From Wikipedia, the free encyclopedia
Jump to: navigation, search
LiftPort Group
Industry Space, Space Commercialization, Cheap Reliable Access to Space
Genre Science, Advancement in Space Travel, Space, Space Elevator
Founders Michael J. Laine
Headquarters Snohomish, Washington, USA
Key people Michael J. Laine
Products Space Elevator, Carbon Nanotubes, CNT
Website http://www.liftport.com

LiftPort Group is a privately held Washington State corporation. It was founded in April, 2003 by Michael J. Laine. The company is focused on the construction of a space elevator using carbon nanotubes.[1]

History[edit]

  • April 2003, LiftPort Group founded.
  • April 12, 2004, LiftPort Group cosponsored the Official Yuri's Night celebration in Seattle Washington.[2]
  • November 12, 2004, Demonstrated a lifter at the Massachusetts Institute of Technology by having it climb up a ribbon approximately 90 meters tall, during a snowstorm.[3]
  • April 29, 2005 Announced plans for a carbon nanotube manufacturing plant, the company's first formal facility for production of the material on a commercial scale. The new facility was to serve as the regional headquarters for the company, and represent the fruition of LiftPort Group's three years of research and development efforts into carbon nanotubes, including partnering work with a variety of leading research institutions in the business and academic communities. Set to open in June 2005, LiftPort Nanotech was to be located in Millville, New Jersey.[4]
  • September 20, 2005, LiftPort Group designed and built a better lifter, longer ribbon (Tether) and load bearing Balloon to further illustrate proof of concept and progress. The lifter climbed the 1,000-foot (300 m) ribbon which was suspended from the balloon.[5]
  • January 2006 LiftPort successfully launched an observation and communication platform a full mile (a kilometer and a half) in the air and maintained it in a stationary position for more than six hours while robotic lifters climbed up and down a ribbon attached to the platform. The platform, a proprietary system that the company has named "HALE" (High Altitude Long Endurance), was secured in place by an arrangement of high altitude balloons, which were also used to launch it. The robotic lifters measured five feet, six inches (1.7 meters) and climbed to a height of more than 1,500 feet (460 m), surpassing its last test record by more than 500 feet (150 m).[6]
  • June 11, 2007, LiftPort was to be penalized due to an alleged illegal offering of shares of the company.[7]
  • February 16, 2010, LiftPort Group entered into a Consent settlement with the State of Washington agreeing to cease and desist specified activities, and no fine was imposed.[8]

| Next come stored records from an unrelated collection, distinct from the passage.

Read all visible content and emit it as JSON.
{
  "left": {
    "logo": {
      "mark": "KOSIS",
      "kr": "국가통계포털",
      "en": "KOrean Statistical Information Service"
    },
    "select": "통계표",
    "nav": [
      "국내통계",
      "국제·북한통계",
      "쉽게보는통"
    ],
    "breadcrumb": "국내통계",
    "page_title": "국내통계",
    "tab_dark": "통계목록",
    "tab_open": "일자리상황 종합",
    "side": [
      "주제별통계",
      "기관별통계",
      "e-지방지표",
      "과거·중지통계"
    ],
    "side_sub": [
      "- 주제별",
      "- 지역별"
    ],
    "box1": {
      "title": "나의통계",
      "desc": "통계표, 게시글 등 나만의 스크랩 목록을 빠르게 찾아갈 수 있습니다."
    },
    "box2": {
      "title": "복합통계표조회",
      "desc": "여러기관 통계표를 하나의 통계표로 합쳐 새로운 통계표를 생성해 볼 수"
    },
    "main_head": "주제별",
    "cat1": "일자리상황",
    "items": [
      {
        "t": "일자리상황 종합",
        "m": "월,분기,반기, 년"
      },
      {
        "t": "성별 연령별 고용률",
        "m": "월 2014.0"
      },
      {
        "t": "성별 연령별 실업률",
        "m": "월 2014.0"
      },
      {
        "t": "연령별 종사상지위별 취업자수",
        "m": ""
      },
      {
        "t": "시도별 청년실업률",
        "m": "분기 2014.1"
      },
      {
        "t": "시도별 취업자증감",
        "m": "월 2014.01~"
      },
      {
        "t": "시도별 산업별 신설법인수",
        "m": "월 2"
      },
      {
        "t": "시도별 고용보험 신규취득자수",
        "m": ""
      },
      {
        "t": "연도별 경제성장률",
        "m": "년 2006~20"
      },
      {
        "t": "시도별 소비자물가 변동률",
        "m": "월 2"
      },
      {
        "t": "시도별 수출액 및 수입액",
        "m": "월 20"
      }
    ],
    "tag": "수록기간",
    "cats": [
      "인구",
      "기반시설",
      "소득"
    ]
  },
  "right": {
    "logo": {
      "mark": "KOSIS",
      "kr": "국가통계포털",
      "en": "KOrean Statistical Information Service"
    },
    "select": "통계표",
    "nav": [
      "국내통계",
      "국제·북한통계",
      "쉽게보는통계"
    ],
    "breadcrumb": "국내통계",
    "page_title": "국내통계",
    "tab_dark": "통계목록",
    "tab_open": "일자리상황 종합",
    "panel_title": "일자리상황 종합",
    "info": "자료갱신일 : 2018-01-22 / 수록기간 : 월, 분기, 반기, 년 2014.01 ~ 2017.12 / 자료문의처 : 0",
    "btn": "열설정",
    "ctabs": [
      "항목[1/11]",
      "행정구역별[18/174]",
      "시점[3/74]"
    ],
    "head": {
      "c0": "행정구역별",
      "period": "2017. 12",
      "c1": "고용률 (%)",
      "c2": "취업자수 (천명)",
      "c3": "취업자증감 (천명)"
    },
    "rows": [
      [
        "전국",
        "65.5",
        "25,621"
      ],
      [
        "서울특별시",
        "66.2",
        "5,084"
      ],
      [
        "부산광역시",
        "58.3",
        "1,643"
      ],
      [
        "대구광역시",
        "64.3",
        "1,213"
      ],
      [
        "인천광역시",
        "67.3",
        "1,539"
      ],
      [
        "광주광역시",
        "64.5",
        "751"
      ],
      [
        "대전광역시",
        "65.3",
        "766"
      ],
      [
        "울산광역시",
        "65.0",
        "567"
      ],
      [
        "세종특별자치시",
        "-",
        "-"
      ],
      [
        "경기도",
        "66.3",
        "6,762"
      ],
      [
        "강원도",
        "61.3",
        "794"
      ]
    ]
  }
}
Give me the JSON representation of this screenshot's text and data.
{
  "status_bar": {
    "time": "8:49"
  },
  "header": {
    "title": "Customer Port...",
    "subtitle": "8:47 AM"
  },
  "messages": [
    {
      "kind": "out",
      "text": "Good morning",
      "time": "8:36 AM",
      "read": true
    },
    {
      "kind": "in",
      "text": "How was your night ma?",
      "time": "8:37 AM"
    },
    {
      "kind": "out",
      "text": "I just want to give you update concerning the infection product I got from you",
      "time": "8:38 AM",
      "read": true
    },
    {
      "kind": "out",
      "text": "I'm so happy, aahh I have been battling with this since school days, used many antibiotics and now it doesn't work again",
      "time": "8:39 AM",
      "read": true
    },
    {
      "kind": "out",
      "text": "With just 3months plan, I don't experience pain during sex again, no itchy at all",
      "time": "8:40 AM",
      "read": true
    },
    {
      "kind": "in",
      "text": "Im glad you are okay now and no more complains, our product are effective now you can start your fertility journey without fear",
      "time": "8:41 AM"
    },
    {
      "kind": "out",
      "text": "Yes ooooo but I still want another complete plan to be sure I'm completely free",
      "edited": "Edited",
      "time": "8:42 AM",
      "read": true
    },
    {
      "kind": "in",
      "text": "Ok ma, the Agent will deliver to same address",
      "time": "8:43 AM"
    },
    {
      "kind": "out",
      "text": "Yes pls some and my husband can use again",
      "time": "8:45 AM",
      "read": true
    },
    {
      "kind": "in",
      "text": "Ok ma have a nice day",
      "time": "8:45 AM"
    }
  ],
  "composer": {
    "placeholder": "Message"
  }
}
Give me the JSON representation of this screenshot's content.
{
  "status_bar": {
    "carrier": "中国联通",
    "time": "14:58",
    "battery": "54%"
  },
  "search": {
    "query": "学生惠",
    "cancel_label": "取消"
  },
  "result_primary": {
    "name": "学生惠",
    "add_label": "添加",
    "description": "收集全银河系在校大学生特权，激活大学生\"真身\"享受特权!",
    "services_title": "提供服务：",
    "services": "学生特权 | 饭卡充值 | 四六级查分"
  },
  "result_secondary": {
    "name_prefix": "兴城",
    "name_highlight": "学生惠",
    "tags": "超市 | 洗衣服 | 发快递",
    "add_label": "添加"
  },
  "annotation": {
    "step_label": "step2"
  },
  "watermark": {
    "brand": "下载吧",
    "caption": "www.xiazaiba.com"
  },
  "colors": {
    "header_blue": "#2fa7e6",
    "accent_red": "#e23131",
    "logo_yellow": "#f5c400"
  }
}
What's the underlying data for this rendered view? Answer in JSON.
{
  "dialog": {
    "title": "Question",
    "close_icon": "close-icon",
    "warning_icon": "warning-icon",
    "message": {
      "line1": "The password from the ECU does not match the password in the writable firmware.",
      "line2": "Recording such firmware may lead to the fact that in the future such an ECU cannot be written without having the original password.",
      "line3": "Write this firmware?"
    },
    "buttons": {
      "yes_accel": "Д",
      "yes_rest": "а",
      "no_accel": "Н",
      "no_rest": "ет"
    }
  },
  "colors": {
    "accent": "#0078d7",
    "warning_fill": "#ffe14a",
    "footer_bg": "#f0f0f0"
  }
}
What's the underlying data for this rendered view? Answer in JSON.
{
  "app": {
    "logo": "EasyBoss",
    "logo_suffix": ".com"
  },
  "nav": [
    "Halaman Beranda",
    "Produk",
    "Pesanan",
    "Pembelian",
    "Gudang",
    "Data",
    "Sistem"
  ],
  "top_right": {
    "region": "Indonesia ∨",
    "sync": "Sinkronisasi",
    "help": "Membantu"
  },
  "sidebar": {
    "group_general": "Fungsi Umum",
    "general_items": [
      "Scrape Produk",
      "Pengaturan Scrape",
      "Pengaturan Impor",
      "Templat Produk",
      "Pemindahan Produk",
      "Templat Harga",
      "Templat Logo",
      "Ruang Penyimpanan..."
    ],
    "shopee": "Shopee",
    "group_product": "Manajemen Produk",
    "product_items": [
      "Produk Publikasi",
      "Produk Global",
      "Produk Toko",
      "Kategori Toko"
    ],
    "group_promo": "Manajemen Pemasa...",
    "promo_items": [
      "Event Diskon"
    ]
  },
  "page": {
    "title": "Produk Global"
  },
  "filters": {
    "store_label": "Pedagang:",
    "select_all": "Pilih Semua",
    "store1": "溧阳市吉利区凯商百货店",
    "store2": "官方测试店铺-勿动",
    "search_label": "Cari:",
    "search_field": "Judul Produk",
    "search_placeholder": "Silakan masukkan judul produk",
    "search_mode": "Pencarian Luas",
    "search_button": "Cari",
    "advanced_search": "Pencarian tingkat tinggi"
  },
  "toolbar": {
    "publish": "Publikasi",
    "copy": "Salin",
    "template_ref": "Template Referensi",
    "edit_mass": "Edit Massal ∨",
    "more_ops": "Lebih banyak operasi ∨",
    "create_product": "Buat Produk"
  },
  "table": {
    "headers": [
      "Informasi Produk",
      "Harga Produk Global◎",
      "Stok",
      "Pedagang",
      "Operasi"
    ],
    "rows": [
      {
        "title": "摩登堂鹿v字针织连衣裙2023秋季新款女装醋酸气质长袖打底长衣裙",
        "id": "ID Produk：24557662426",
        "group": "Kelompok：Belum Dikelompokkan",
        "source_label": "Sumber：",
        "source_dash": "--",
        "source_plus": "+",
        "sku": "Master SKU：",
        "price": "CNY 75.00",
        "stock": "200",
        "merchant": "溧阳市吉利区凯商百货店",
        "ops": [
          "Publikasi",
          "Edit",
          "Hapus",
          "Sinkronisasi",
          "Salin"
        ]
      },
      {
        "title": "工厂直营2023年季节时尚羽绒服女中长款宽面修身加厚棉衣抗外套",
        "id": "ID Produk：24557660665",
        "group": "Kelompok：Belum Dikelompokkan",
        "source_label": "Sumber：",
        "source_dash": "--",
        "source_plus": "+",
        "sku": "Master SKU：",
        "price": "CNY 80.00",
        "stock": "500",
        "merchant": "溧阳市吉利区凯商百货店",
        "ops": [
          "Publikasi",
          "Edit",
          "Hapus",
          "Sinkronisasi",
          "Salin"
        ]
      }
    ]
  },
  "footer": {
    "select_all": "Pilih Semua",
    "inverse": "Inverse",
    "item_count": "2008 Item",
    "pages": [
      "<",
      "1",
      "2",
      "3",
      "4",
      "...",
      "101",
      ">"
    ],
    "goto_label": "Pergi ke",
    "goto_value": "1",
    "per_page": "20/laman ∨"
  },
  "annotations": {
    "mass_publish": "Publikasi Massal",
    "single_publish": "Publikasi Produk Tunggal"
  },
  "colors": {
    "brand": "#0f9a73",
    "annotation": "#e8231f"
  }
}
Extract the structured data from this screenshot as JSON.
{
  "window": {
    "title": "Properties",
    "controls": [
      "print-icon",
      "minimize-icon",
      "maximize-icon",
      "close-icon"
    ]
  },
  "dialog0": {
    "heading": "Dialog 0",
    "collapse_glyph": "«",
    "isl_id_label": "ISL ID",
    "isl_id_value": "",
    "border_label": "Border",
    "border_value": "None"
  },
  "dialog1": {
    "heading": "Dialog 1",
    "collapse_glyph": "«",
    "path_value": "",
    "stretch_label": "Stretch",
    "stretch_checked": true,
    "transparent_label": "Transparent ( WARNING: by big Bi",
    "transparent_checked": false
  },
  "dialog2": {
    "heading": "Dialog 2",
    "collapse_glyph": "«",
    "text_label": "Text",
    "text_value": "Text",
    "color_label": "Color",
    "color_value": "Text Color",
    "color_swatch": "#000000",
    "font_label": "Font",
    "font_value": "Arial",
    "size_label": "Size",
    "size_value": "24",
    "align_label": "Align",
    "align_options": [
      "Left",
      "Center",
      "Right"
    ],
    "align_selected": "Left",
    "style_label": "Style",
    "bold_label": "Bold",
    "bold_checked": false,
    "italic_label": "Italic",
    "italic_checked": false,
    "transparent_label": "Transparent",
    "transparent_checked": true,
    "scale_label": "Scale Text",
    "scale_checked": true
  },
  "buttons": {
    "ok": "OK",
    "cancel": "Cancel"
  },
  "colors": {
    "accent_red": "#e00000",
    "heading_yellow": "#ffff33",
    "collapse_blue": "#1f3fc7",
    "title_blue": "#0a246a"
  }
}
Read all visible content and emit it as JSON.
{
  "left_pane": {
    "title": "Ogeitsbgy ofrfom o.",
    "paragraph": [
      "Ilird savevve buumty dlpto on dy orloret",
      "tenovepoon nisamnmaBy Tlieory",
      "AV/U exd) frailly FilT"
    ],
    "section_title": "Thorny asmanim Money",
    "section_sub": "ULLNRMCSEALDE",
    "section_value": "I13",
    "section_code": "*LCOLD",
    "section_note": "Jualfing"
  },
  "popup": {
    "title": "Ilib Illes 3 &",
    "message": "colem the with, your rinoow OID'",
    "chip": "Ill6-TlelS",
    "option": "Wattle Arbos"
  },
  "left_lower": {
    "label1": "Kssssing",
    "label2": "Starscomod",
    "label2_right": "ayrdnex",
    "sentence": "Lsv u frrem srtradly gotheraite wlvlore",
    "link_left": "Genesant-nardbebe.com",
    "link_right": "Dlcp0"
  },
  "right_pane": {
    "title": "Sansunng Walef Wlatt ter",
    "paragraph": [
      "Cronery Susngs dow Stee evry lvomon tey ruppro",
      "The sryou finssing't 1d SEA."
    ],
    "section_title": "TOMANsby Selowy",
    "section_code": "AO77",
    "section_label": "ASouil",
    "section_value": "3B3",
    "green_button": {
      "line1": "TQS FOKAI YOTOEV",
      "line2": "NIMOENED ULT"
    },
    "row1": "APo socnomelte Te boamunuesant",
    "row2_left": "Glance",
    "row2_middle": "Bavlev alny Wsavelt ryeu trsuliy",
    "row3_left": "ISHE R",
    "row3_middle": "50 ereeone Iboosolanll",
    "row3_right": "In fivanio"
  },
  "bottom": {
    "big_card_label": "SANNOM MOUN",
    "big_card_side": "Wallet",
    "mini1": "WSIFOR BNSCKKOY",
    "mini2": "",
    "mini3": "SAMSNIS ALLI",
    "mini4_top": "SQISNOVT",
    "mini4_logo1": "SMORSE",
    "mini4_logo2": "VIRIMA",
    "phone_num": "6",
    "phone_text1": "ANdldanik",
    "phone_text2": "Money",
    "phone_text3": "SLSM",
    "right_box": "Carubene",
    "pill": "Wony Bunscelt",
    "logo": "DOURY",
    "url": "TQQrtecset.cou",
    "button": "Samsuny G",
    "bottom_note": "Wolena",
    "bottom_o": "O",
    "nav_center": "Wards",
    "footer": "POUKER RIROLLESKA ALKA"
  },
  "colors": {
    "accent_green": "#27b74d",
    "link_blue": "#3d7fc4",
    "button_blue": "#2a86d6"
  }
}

Lunar space elevator[edit]

In October 2011 on the LiftPort website Laine announced that LiftPort is pursuing a Lunar space elevator as an interim goal before attempting a terrestrial elevator. At the 2011 Annual Meeting of the Lunar Exploration Analysis Group (LEAG), LiftPort CTO Marshall Eubanks presented a paper on the Lunar Elevator co-authored by Michael Laine.[9]

In August 2012, LiftPort announced the launch of KickStarter funding for their Lunar space elevator. This KickStarter fund can be found at Space Elevator Kickstarter. This project successfully exceeded its funding goal on September 13, 2012, requesting $8,000 they raised $110,353 from 3,468 backers.

References[edit]

  1. ^ "LiftPort Group Wiki". iGoals. Retrieved April 22, 2009. 
  2. ^ "Yuri's Night". Seattle Yuri's night 2004. April 12, 2004. Retrieved April 22, 2009. 
  3. ^ "LiftPort Group". Lifter Demo at MIT. Retrieved September 19, 2005. 
  4. ^ "Millville Facility". Fruition of liftport nanotech. Retrieved April 22, 2009. 
  5. ^ "successful 1000-foot lifter test". 
  6. ^ "LiftPort Group". Mile-High Demo. Retrieved February 15, 2006. 
  7. ^ [1]
  8. ^ STATE OF WASHINGTON DEPARTMENT OF FINANCIAL INSTITUTIONS SECURITIES DIVISION , CONSENT ORDER Order Number S-06-077-09-CO01|[2]
  9. ^ [3]|LADDER: The Development of a Prototype Lunar Space Elevator T.M. Eubanks and M. Laine, Liftport Luna

Bibliography[edit]

External links[edit]